The Indonesian Christian Church is an Indonesian Church of Presbyterian denomination. The church's theology is Calvinist.
The Presbyterian Church of Brazil is an Evangelical Protestant Christian denomination in Brazil. Oldest of the Reformed family of Protestantism in Brazil. It is the largest Presbyterian denomination in the country, having an estimate 1,011,300 members, 8,315 ordained ministers and 5,015 churches and 5,392 parishes. It is also the only Presbyterian denomination in Brazil present in all 26 States and the Federal District. It was founded by the American missionary Rev. Ashbel Green Simonton, who also oversaw the formal organization of the first congregation and the first Presbytery. Although the Presbyterian Church of Rio de Janeiro was only formally organized in January 1863, and the Brazilian church only left the jurisdiction of the joint missions board of the American churches in 1888, when the Synod was formed, the denomination considers the date of Simonton's arrival in Brazil, August 12, 1859, as its foundation date.
The United Church of Christ in the Philippines is a Christian denomination in the Philippines. Established in its present form in Malate, Manila, it resulted from the merger of the Evangelical Church of the Philippines, the Philippine Methodist Church, the Disciples of Christ, the United Evangelical Church and several independent congregations.
The Presbyterian Church of the Philippines (PCP), officially The General Assembly of the Presbyterian Church of the Philippines, is a growing evangelical, Bible-based Reformed church in the Philippines. It was officially founded in 1987 and the General Assembly was organized in September 1996.
The Evangelical Congregational Church in Angola is a Reformed Christian denomination in Angola.

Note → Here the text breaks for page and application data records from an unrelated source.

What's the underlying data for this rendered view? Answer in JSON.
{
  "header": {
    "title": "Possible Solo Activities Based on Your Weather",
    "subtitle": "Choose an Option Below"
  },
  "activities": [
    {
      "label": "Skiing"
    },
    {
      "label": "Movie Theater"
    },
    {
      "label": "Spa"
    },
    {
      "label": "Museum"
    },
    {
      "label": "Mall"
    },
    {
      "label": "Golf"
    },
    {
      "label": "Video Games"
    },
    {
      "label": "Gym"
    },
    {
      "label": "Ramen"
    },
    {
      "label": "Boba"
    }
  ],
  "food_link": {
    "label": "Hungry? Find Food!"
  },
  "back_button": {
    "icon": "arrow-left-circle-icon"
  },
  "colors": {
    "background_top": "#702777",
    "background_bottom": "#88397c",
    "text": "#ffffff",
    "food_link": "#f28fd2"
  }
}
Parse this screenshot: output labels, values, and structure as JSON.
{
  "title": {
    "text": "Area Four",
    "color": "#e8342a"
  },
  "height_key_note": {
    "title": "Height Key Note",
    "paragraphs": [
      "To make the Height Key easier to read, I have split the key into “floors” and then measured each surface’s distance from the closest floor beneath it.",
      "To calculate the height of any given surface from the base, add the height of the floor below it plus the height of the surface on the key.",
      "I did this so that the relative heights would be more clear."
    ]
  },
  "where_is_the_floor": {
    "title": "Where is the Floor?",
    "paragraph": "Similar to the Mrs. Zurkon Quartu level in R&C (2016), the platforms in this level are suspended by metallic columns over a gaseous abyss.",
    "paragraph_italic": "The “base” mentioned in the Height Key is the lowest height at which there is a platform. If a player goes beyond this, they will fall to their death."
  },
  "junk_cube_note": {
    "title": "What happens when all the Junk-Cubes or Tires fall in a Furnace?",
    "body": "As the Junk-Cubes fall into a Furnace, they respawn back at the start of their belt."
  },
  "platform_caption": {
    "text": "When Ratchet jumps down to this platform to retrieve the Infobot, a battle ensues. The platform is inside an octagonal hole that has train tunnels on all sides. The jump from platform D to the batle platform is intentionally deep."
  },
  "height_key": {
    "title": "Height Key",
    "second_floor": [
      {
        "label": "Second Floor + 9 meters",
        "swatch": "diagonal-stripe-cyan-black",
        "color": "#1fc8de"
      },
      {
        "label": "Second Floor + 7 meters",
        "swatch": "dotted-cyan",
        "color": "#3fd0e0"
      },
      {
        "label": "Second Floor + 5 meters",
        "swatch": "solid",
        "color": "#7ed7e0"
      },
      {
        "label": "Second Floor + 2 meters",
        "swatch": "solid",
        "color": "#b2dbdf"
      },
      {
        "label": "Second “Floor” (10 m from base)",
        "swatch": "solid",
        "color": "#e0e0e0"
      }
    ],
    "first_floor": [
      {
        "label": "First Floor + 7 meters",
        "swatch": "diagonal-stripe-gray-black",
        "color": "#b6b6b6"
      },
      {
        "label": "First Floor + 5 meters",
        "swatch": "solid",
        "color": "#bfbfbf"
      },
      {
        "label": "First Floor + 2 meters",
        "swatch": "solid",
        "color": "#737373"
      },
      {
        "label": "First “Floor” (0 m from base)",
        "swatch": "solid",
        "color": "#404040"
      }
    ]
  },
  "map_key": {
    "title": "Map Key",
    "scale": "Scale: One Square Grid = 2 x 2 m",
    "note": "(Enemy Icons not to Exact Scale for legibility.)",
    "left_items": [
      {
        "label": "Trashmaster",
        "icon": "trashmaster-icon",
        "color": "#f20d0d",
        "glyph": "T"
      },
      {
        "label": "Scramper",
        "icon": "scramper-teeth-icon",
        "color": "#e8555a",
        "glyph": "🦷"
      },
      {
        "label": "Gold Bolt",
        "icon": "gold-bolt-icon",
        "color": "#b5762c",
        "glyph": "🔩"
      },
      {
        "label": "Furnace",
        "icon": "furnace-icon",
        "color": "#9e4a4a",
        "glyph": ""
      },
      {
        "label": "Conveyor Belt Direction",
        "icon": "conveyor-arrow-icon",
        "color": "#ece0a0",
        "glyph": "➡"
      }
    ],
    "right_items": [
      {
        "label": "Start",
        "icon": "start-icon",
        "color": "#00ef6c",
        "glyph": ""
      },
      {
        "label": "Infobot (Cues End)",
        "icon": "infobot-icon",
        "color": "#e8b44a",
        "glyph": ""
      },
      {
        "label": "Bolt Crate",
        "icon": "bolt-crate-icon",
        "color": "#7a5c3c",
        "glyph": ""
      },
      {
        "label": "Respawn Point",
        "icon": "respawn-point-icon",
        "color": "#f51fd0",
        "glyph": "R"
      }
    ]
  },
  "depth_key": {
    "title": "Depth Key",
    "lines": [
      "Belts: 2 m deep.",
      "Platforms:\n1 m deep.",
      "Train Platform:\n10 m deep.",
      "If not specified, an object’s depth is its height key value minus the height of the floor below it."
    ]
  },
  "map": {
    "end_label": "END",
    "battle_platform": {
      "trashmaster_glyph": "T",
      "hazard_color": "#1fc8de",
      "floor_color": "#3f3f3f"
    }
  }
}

The Evangelical Church of the River Plate is a United, Protestant denomination with congregations in Argentina, Paraguay, and Uruguay. It is named after the Río de la Plata Basin, where the majority of its congregations are located. The IERP was affiliated with the Evangelical Church in Germany from 1934–1965, when it became independent. The church ordains women as ministers and supported civil unions and same-sex marriage. It has approximately 27,500 members.

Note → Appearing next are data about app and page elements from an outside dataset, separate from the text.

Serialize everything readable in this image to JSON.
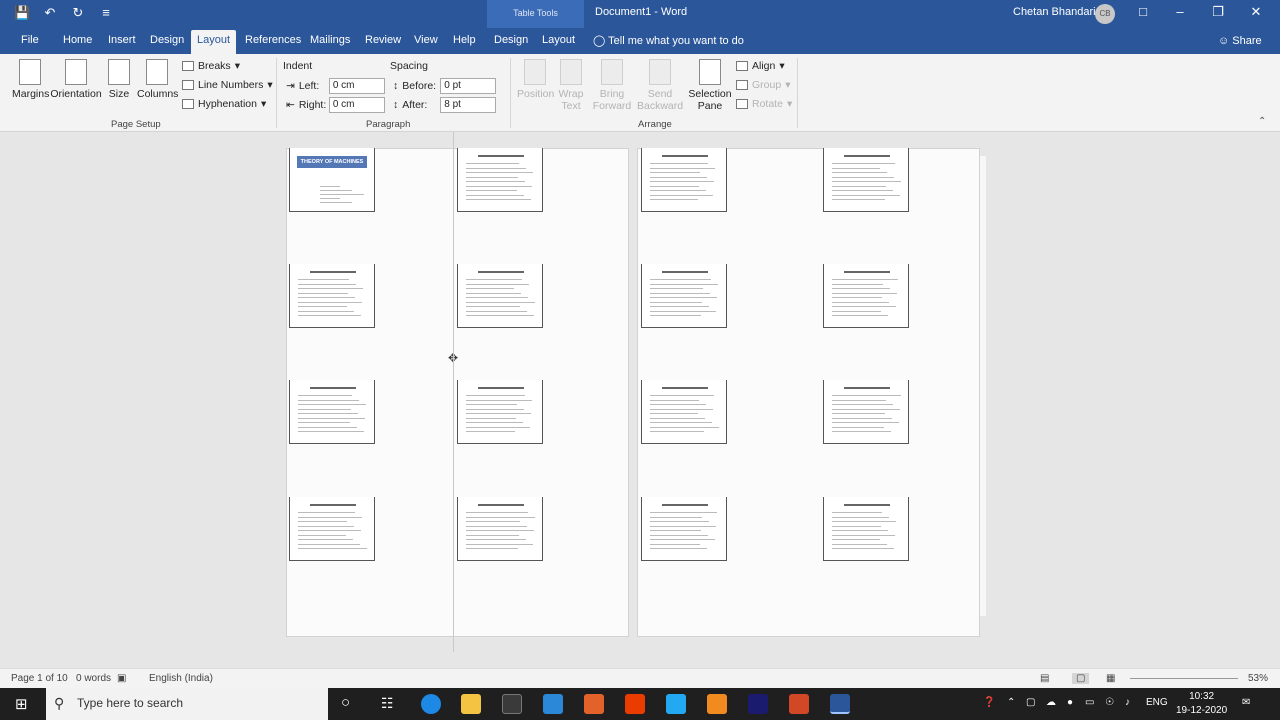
{
  "titlebar": {
    "table_tools": "Table Tools",
    "doc_title": "Document1 - Word",
    "user": "Chetan Bhandari",
    "avatar_initials": "CB"
  },
  "tabs": {
    "file": "File",
    "home": "Home",
    "insert": "Insert",
    "design": "Design",
    "layout": "Layout",
    "references": "References",
    "mailings": "Mailings",
    "review": "Review",
    "view": "View",
    "help": "Help",
    "tt_design": "Design",
    "tt_layout": "Layout",
    "tellme": "Tell me what you want to do",
    "share": "Share"
  },
  "ribbon": {
    "margins": "Margins",
    "orientation": "Orientation",
    "size": "Size",
    "columns": "Columns",
    "breaks": "Breaks",
    "line_numbers": "Line Numbers",
    "hyphenation": "Hyphenation",
    "page_setup": "Page Setup",
    "indent": "Indent",
    "left": "Left:",
    "left_val": "0 cm",
    "right": "Right:",
    "right_val": "0 cm",
    "spacing": "Spacing",
    "before": "Before:",
    "before_val": "0 pt",
    "after": "After:",
    "after_val": "8 pt",
    "paragraph": "Paragraph",
    "position": "Position",
    "wrap": "Wrap",
    "text": "Text",
    "bring": "Bring",
    "forward": "Forward",
    "send": "Send",
    "backward": "Backward",
    "selection": "Selection",
    "pane": "Pane",
    "align": "Align",
    "group": "Group",
    "rotate": "Rotate",
    "arrange": "Arrange"
  },
  "document": {
    "cover_title": "THEORY OF MACHINES"
  },
  "status": {
    "page": "Page 1 of 10",
    "words": "0 words",
    "language": "English (India)",
    "zoom": "53%"
  },
  "taskbar": {
    "search_placeholder": "Type here to search",
    "lang": "ENG",
    "time": "10:32",
    "date": "19-12-2020"
  }
}
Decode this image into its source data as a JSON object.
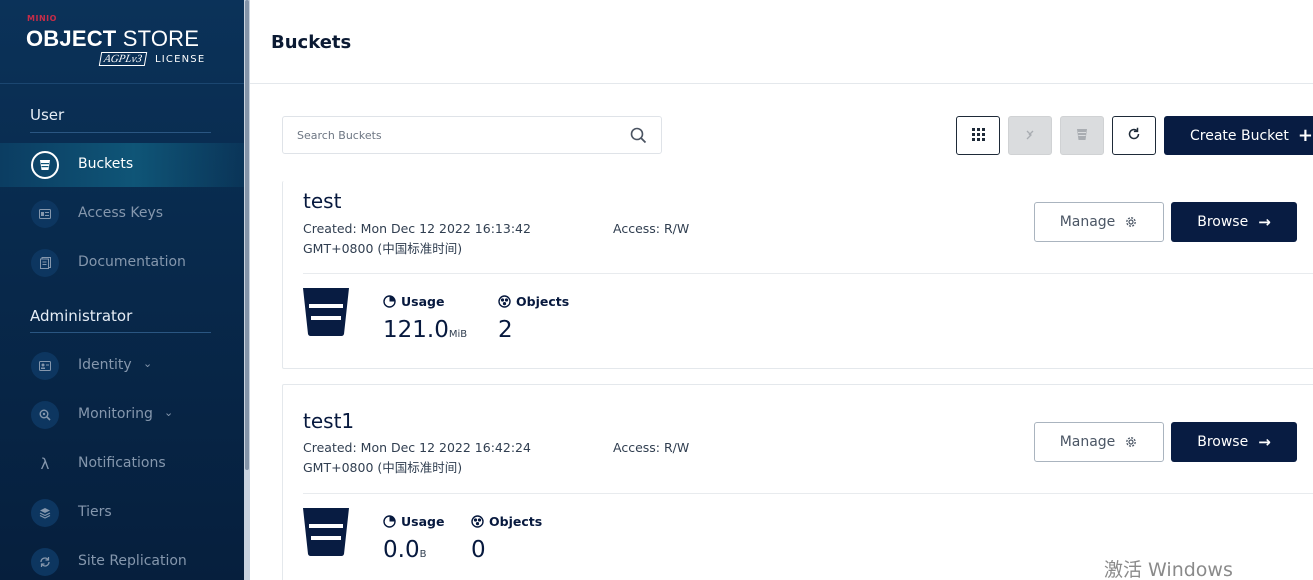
{
  "brand": {
    "minio": "MINIO",
    "product_bold": "OBJECT",
    "product_light": "STORE",
    "badge": "AGPLv3",
    "license": "LICENSE"
  },
  "sidebar": {
    "user_section": "User",
    "admin_section": "Administrator",
    "user_items": [
      {
        "label": "Buckets",
        "icon": "bucket-icon",
        "active": true
      },
      {
        "label": "Access Keys",
        "icon": "id-card-icon"
      },
      {
        "label": "Documentation",
        "icon": "document-icon"
      }
    ],
    "admin_items": [
      {
        "label": "Identity",
        "icon": "identity-icon",
        "expandable": true
      },
      {
        "label": "Monitoring",
        "icon": "monitoring-icon",
        "expandable": true
      },
      {
        "label": "Notifications",
        "icon": "lambda-icon"
      },
      {
        "label": "Tiers",
        "icon": "tiers-icon"
      },
      {
        "label": "Site Replication",
        "icon": "replication-icon"
      }
    ]
  },
  "header": {
    "title": "Buckets"
  },
  "search": {
    "placeholder": "Search Buckets",
    "value": ""
  },
  "toolbar": {
    "create_label": "Create Bucket",
    "create_icon": "+"
  },
  "buckets": [
    {
      "name": "test",
      "created": "Created: Mon Dec 12 2022 16:13:42 GMT+0800 (中国标准时间)",
      "access": "Access: R/W",
      "manage": "Manage",
      "browse": "Browse",
      "usage_label": "Usage",
      "usage_value": "121.0",
      "usage_unit": "MiB",
      "objects_label": "Objects",
      "objects_value": "2"
    },
    {
      "name": "test1",
      "created": "Created: Mon Dec 12 2022 16:42:24 GMT+0800 (中国标准时间)",
      "access": "Access: R/W",
      "manage": "Manage",
      "browse": "Browse",
      "usage_label": "Usage",
      "usage_value": "0.0",
      "usage_unit": "B",
      "objects_label": "Objects",
      "objects_value": "0"
    }
  ],
  "watermark": "激活 Windows",
  "colors": {
    "primary": "#081c42",
    "sidebar": "#082a4d",
    "accent_red": "#c72c48"
  }
}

The Evangelical Presbyterian Church of East Timor is a Reformed Presbyterian denomination in East Timor with 14 churches and 3 chapels. It has 3,500 members and 9 pastors - 6 full-time 3 part- time pastors and 6 evangelists. The church is supported by the Presbyterian Church of Australia, and sister church relationship was also formed between these denominations. It held the foundational Synod in 2011. Contacts with the Christian Presbyterian Church in Portugal was also established and mission trip was made in East Timor on August 2012.
The United Evangelical Church of Christ ; commonly the Unida Church, Unida Christian Church or Unida Evangelical Church) is an evangelical Protestant denomination in the Philippines founded in 1932.
The Evangelical Presbyterian Church in Bolivia or the Iglesia Evangélica Presbiteriana en Bolivia was founded by Korean missionaries in 1983, especially Chong-Moo Park who organised congregations in La Paz and El Alto. He invited other Korean missionaries. Other churches were established. The church's counterpart is the Presbyterian Church in Korea (TongHap). It had 1,500 members and 12 congregations in 2004. The denomination subscribes the Westminster Confession of Faith and the Apostles Creed. This church is a member of the World Communion of Reformed Churches.